Dataset excerpts:
============================================================
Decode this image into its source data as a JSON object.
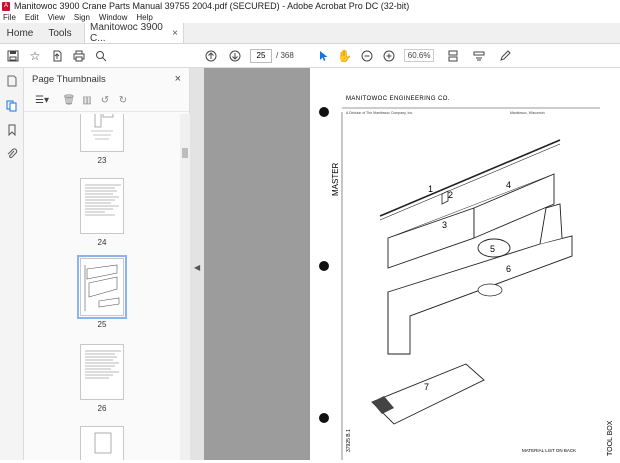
{
  "window": {
    "title": "Manitowoc 3900 Crane Parts Manual 39755 2004.pdf (SECURED) - Adobe Acrobat Pro DC (32-bit)"
  },
  "menu": [
    "File",
    "Edit",
    "View",
    "Sign",
    "Window",
    "Help"
  ],
  "tabs": {
    "home": "Home",
    "tools": "Tools",
    "document": "Manitowoc 3900 C...",
    "close": "×"
  },
  "toolbar": {
    "current_page": "25",
    "total_pages": "/ 368",
    "zoom": "60.6%"
  },
  "panel": {
    "title": "Page Thumbnails",
    "close": "×"
  },
  "thumbnails": [
    "23",
    "24",
    "25",
    "26"
  ],
  "document": {
    "company": "MANITOWOC ENGINEERING CO.",
    "subcompany": "A Division of The Manitowoc Company, Inc.",
    "location": "Manitowoc, Wisconsin",
    "side_label": "MASTER",
    "bottom_side_label": "TOOL BOX",
    "material_list": "MATERIAL LIST ON BACK",
    "drawing_number": "37925 B.1",
    "callouts": [
      "1",
      "2",
      "3",
      "4",
      "5",
      "6",
      "7"
    ]
  },
  "colors": {
    "acrobat_red": "#c8102e",
    "accent_blue": "#1473e6",
    "doc_background": "#9c9c9c"
  }
}
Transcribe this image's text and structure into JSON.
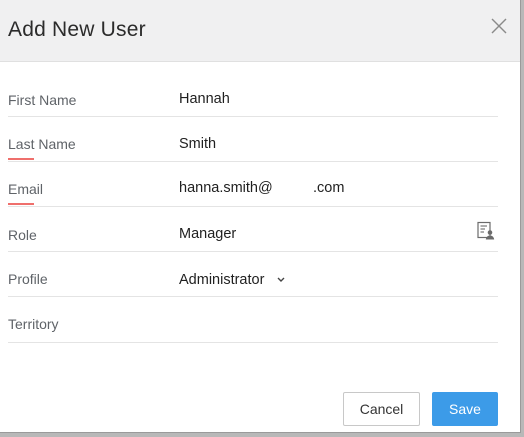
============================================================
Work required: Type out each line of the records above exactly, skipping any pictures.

Exercise response:
Decode this image into its source data as a JSON object.
{
  "window": {
    "title": "Manitowoc 3900 Crane Parts Manual 39755 2004.pdf (SECURED) - Adobe Acrobat Pro DC (32-bit)"
  },
  "menu": [
    "File",
    "Edit",
    "View",
    "Sign",
    "Window",
    "Help"
  ],
  "tabs": {
    "home": "Home",
    "tools": "Tools",
    "document": "Manitowoc 3900 C...",
    "close": "×"
  },
  "toolbar": {
    "current_page": "25",
    "total_pages": "/ 368",
    "zoom": "60.6%"
  },
  "panel": {
    "title": "Page Thumbnails",
    "close": "×"
  },
  "thumbnails": [
    "23",
    "24",
    "25",
    "26"
  ],
  "document": {
    "company": "MANITOWOC ENGINEERING CO.",
    "subcompany": "A Division of The Manitowoc Company, Inc.",
    "location": "Manitowoc, Wisconsin",
    "side_label": "MASTER",
    "bottom_side_label": "TOOL BOX",
    "material_list": "MATERIAL LIST ON BACK",
    "drawing_number": "37925 B.1",
    "callouts": [
      "1",
      "2",
      "3",
      "4",
      "5",
      "6",
      "7"
    ]
  },
  "colors": {
    "acrobat_red": "#c8102e",
    "accent_blue": "#1473e6",
    "doc_background": "#9c9c9c"
  }
}
Transcribe this image's text and structure into JSON.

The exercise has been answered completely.